* Exercise *
Find the word "APPLY" in the records and copy every line where it occurs.

Items from an interface collection:
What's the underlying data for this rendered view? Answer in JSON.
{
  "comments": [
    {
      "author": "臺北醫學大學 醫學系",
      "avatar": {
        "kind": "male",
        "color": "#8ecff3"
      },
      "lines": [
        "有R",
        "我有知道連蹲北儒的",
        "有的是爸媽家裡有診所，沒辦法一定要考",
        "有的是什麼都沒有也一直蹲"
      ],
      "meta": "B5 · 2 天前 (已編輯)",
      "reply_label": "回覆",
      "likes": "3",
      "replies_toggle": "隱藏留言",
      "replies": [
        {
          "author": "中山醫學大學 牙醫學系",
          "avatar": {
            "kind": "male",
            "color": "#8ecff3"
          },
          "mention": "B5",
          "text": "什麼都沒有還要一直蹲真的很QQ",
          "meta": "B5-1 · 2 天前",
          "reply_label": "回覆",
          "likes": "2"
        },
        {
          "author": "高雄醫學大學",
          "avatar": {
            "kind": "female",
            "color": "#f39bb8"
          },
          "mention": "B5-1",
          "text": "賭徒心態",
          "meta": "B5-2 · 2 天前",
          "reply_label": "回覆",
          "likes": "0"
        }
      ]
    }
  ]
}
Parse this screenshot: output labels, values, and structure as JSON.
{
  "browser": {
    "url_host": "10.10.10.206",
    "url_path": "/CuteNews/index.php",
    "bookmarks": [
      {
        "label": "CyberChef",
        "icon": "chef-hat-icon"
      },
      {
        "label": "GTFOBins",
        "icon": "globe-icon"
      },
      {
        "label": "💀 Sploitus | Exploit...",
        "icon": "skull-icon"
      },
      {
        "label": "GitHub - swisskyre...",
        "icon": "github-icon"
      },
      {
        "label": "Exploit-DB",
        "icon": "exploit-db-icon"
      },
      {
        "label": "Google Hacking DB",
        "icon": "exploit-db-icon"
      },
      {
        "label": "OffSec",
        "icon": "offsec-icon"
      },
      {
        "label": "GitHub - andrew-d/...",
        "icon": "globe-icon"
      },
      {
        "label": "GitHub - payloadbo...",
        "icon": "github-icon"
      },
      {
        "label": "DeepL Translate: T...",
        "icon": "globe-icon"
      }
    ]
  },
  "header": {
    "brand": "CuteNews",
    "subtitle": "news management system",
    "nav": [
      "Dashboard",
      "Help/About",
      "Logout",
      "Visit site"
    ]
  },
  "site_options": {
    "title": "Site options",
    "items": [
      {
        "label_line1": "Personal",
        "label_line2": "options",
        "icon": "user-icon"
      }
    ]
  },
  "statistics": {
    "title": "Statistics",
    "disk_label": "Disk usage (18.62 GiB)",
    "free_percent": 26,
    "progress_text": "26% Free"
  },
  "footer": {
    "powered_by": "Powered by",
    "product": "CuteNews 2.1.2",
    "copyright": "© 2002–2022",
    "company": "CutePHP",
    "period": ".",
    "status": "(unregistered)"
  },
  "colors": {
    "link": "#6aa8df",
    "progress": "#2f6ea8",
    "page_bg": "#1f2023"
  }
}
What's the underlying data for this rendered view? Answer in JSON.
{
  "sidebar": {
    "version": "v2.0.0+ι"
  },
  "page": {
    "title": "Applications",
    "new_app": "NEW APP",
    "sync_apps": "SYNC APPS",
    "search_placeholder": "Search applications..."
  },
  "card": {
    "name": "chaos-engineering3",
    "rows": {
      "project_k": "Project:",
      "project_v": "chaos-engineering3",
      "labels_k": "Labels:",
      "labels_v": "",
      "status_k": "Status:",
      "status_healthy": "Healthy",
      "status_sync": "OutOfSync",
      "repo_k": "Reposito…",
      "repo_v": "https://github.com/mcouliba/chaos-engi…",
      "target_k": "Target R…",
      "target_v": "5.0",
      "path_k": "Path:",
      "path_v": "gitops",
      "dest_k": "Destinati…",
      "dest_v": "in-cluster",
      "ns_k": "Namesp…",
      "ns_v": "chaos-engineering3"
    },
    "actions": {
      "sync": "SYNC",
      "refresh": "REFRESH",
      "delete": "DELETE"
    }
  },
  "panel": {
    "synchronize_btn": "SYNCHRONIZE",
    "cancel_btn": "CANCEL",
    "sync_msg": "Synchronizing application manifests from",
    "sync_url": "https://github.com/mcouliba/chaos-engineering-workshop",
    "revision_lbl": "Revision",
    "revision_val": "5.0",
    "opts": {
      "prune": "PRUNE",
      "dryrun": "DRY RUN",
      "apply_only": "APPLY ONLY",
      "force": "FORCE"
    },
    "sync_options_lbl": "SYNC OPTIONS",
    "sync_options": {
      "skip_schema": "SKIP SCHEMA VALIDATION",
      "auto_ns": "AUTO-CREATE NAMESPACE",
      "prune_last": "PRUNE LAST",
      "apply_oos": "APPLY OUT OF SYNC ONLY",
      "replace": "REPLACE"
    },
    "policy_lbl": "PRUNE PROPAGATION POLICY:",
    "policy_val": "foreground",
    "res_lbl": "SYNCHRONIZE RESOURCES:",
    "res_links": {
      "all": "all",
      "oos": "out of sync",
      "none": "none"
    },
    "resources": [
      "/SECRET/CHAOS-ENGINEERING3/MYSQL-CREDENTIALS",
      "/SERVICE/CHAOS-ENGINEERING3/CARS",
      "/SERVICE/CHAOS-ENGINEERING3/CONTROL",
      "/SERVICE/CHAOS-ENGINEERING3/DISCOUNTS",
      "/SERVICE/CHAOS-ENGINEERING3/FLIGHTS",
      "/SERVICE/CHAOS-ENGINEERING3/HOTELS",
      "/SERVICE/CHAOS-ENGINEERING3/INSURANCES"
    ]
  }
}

* Exercise result *
      "apply_only": "APPLY ONLY",
      "apply_oos": "APPLY OUT OF SYNC ONLY",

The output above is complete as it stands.